Your goal: Nothing in the copy should be a picture; everything else in the listing is to be restated exactly.

── Data for the task

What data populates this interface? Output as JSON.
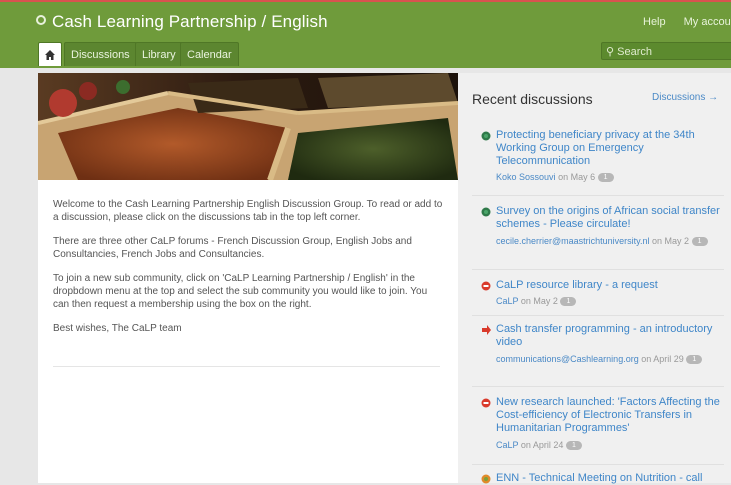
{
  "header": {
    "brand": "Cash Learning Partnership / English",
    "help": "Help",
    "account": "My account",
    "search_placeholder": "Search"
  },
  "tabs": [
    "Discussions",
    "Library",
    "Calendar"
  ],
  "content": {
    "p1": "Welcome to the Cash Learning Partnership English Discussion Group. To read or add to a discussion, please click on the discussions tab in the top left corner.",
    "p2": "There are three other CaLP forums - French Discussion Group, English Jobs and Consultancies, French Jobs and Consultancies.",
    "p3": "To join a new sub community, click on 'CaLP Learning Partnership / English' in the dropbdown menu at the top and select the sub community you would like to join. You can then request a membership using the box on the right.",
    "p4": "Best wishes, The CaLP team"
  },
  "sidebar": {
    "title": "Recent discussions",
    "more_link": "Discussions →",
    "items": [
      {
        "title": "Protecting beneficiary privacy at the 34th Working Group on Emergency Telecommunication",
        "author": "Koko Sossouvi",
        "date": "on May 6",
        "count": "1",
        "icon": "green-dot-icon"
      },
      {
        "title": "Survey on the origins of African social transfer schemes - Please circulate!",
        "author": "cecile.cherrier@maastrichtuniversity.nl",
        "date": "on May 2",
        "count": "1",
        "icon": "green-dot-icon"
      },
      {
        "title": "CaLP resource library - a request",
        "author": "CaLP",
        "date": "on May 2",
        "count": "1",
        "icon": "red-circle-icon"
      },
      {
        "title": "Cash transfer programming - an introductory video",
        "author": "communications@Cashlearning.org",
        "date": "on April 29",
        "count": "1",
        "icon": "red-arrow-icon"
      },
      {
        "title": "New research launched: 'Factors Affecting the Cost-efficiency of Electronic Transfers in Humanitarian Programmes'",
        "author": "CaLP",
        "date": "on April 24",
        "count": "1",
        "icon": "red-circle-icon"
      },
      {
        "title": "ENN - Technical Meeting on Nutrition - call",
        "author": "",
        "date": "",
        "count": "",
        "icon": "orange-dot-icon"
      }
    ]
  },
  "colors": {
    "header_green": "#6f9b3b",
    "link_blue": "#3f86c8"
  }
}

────

Reply to the task:
What data populates this interface? Output as JSON.
{
  "header": {
    "brand": "Cash Learning Partnership / English",
    "help": "Help",
    "account": "My account",
    "search_placeholder": "Search"
  },
  "tabs": [
    "Discussions",
    "Library",
    "Calendar"
  ],
  "content": {
    "p1": "Welcome to the Cash Learning Partnership English Discussion Group. To read or add to a discussion, please click on the discussions tab in the top left corner.",
    "p2": "There are three other CaLP forums - French Discussion Group, English Jobs and Consultancies, French Jobs and Consultancies.",
    "p3": "To join a new sub community, click on 'CaLP Learning Partnership / English' in the dropbdown menu at the top and select the sub community you would like to join. You can then request a membership using the box on the right.",
    "p4": "Best wishes, The CaLP team"
  },
  "sidebar": {
    "title": "Recent discussions",
    "more_link": "Discussions →",
    "items": [
      {
        "title": "Protecting beneficiary privacy at the 34th Working Group on Emergency Telecommunication",
        "author": "Koko Sossouvi",
        "date": "on May 6",
        "count": "1",
        "icon": "green-dot-icon"
      },
      {
        "title": "Survey on the origins of African social transfer schemes - Please circulate!",
        "author": "cecile.cherrier@maastrichtuniversity.nl",
        "date": "on May 2",
        "count": "1",
        "icon": "green-dot-icon"
      },
      {
        "title": "CaLP resource library - a request",
        "author": "CaLP",
        "date": "on May 2",
        "count": "1",
        "icon": "red-circle-icon"
      },
      {
        "title": "Cash transfer programming - an introductory video",
        "author": "communications@Cashlearning.org",
        "date": "on April 29",
        "count": "1",
        "icon": "red-arrow-icon"
      },
      {
        "title": "New research launched: 'Factors Affecting the Cost-efficiency of Electronic Transfers in Humanitarian Programmes'",
        "author": "CaLP",
        "date": "on April 24",
        "count": "1",
        "icon": "red-circle-icon"
      },
      {
        "title": "ENN - Technical Meeting on Nutrition - call",
        "author": "",
        "date": "",
        "count": "",
        "icon": "orange-dot-icon"
      }
    ]
  },
  "colors": {
    "header_green": "#6f9b3b",
    "link_blue": "#3f86c8"
  }
}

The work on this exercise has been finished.